What world are you coming from, where watching a depiction of meanness and despair is a surprise or a problem? You think more recent children’s entertainment is an improvement on this? What, the stultifying Safe Space occupied by the meticulously engineered Dora the Explorer, whose numbed-out emotional range runs all the way from peppy enthusiasm to mild and transient dismay? Dora, the ideal citizen of the zero-tolerance state? Or do you prefer the screaming banging aggro-consumer stuff, full of pop-culture jokes and double entendres written by 28-year-old dickheads who are aiming over the purported audience at the grownups, so you can condescend toward the kids together?
And of course, somewhere in amongst his activities as a Member of Parliament, an occultist, a Communist, a British spy, a Russian spy, a frequenter of public toilets, and a Peer of the Realm, Tom Driberg made a possibly apocryphal remark proposing the creation of a typeface in which jokes would be set, which would be slanted the opposite way from italics, and that would be called ‘ironics’.
We used to have a map of a frontier that could be anything. The web isn’t young anymore, though. It’s settled. It’s been prospected and picked through. Increasingly, it feels like we decided to pave the wilderness, turn it into a suburb, and build a mall.
This is an insane idea. A hydrogen nucleus doesn’t get pushed into a collision with another hydrogen nucleus. It randomly appears in a collided state, because it’s position wasn’t really fixed. The two nuclei that fused didn’t move: they simply didn’t have a precise position!

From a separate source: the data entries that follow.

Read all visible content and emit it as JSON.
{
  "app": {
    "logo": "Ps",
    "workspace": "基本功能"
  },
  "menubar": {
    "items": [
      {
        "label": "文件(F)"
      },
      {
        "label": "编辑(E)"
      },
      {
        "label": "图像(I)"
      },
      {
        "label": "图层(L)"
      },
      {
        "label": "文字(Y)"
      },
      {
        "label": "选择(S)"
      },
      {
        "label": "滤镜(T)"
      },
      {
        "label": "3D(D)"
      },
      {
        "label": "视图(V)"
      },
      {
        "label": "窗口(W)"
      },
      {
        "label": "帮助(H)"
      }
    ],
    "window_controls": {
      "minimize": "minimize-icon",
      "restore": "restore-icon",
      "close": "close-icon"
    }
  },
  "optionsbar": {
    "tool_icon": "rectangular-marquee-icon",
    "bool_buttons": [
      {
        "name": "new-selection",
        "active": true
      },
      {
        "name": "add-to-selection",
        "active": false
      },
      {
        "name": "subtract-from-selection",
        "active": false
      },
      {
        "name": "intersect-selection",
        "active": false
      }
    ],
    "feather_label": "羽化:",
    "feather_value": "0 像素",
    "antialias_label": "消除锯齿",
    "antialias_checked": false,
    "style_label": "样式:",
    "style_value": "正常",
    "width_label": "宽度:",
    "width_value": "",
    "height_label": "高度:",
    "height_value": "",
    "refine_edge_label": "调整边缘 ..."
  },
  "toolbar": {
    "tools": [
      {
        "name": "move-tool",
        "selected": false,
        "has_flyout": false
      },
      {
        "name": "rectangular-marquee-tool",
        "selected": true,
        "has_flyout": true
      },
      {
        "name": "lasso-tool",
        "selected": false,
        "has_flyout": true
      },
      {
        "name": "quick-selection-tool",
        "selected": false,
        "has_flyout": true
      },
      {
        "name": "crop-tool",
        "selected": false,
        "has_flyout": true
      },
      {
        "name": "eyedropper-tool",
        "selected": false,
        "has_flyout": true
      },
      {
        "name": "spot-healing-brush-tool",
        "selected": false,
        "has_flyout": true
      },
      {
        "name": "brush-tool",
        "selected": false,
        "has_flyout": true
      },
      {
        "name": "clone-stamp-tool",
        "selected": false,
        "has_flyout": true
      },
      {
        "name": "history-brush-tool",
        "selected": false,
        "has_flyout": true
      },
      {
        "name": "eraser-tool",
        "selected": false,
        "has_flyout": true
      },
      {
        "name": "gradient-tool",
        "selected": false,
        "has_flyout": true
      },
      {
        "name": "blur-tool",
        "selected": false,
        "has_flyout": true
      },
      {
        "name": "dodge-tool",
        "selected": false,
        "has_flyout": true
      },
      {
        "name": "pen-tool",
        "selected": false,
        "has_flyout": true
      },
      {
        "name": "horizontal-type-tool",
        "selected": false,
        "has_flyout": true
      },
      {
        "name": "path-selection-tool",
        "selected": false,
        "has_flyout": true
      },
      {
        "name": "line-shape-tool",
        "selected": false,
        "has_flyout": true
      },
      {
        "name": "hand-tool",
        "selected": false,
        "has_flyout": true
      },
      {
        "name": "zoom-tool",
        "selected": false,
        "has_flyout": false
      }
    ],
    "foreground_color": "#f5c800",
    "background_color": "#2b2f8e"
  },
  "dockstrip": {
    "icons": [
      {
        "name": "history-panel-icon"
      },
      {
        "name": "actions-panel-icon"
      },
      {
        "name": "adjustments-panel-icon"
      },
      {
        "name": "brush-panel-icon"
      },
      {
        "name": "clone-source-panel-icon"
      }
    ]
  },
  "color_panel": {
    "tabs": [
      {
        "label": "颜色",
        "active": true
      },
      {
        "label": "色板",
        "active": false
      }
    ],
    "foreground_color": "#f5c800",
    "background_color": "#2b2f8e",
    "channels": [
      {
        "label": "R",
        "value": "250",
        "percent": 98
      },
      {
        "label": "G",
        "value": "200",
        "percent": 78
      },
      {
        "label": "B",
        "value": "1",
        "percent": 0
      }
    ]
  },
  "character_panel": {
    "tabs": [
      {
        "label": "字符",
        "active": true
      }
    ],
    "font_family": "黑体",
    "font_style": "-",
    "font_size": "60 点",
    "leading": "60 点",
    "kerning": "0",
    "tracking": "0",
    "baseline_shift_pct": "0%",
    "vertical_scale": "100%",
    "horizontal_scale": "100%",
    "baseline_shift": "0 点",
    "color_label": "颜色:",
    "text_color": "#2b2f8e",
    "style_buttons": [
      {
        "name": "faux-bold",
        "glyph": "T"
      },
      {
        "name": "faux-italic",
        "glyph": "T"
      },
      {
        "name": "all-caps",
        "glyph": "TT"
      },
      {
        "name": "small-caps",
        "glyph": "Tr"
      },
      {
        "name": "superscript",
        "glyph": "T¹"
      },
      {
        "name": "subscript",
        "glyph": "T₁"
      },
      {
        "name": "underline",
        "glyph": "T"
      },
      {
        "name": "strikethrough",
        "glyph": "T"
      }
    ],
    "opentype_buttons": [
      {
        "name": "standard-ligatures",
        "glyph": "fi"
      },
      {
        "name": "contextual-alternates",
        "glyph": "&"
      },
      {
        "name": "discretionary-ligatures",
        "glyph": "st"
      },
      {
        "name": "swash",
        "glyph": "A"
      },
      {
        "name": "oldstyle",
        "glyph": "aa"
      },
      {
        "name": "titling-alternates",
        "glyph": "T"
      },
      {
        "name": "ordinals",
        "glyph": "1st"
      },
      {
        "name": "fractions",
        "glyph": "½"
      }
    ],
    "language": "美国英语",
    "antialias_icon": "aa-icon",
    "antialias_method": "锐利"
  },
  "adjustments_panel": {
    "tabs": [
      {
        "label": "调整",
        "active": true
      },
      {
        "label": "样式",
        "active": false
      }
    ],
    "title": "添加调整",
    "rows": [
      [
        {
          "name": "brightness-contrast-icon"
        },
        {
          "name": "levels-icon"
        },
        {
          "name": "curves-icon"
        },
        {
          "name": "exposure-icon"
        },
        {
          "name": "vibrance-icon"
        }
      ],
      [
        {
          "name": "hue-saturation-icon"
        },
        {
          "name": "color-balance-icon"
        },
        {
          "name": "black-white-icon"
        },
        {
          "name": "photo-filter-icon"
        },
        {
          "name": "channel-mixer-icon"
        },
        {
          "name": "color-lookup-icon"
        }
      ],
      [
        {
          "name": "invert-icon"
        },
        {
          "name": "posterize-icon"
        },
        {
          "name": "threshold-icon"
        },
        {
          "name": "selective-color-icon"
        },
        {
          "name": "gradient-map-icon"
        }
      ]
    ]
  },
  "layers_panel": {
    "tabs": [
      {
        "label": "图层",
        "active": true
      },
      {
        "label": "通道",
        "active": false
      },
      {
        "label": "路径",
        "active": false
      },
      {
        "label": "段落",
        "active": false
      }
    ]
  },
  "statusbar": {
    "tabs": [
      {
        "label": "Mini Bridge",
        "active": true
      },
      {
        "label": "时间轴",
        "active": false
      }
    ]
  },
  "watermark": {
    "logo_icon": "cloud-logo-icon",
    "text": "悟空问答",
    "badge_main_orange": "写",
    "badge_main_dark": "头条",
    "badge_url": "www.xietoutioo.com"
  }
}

Well, Professors Kimball and Smith, welcome to journalism, where “bad at math” isn’t just a destructive idea — it’s a badge of honor. It’s your admission to the club. It’s woven into the very fabric of identity as a journalist. And it’s a destructive lie. One I would say most journalists believe. It’s a lie that may well be a lurking variable in the death of journalism’s institutions.
But a crucial reason behind the success of the OSS approach is that its incentive structure is aligned to encourage genuine collaboration. As I stated above, the incentive structure of academia is more or less perfectly optimized to be as destructive and toxic to real collaboration as imaginable: everything favors the lead author or grant PI, and therefore every collaboration conversation tends to focus first on who will get credit and resources, not on what problems are interesting and how to best solve them. Everyone in academia knows of (or has been involved in) battles that leave destroyed relations, friendships and collaborations because of concerns over attribution and/or control.
Rigor in algorithmic usage, application and implementation by practitioners isn’t taught anywhere: people grab methods like shirts from a rack, to see if they work with the pants they are wearing that day. Critical understanding of algorithmic assumptions and of the range of validity and constraints of new methods is a rarity in many applied domains.
The final draft argues that Miranda should be detained under terrorism law because “…the disclosure or threat of disclosure is designed to influence a government, and is made for the purpose of promoting a political or ideological cause. This therefore falls within the definition of terrorism.”
In other words: thoughtcrime.
People do what makes sense to them, given their focus, their goals, and what they perceive to be their environment. This is known as the local rationality principle, and it is required in order to tease out second stories, which in turn is required for learning from failure. People’s local rationality is influenced by many dynamics, and I can imagine some of these things might feel familiar to any engineers who operate in high-tempo organizations:
Multiple conflicting goals
E.g., “Deploy the new stuff, and do it quickly because our competitors may beat us! Also: take care of all of the details while you do it quickly, because one small mistake could make for a big deal!”
Multiple targets of attention
E.g., “When you deploy the new stuff, make sure you’re looking at the logs. And ignore the errors that are normally there, so you can focus on the right ones to pay attention to. Oh, and the dashboard graph of errors…pay attention to that. And the deployment process. And the system resources on each node as you deploy to them. And the network bandwidth. Also: remember, we have to get this done quickly.”
It’s a measure of how far off the rails the NSA has gone that it’s taking its Cold War–era eavesdropping tactics — surreptitiously eavesdropping on foreign networks — and applying them to US corporations. It’s skirting US law by targeting the portion of these corporate networks outside the US…
In light of this, PRISM is really just insurance: a way for the NSA to get legal cover for information it already has. My guess is that the NSA collects the vast majority of its data surreptitiously, using programs such as these. Then, when it has to share the information with the FBI or other organizations, it gets it again through a more public program like PRISM.
Step two—tax reform for real: Most tax reform proposals are lame small-beer nonsense that barely solves anything. Real tax reform starts with taxing land value (which should include the value of mineral resources), taxing pollution, taxing traffic congestion, and taxing public health hazards (alcohol, soon-to-be-legal marijuana, Fritos) in order to drastically reduce taxes on labor. There are meaningful positive externalities associated with people having jobs, so at the low end of the spectrum income taxes should be negative (mega-EITC, basically).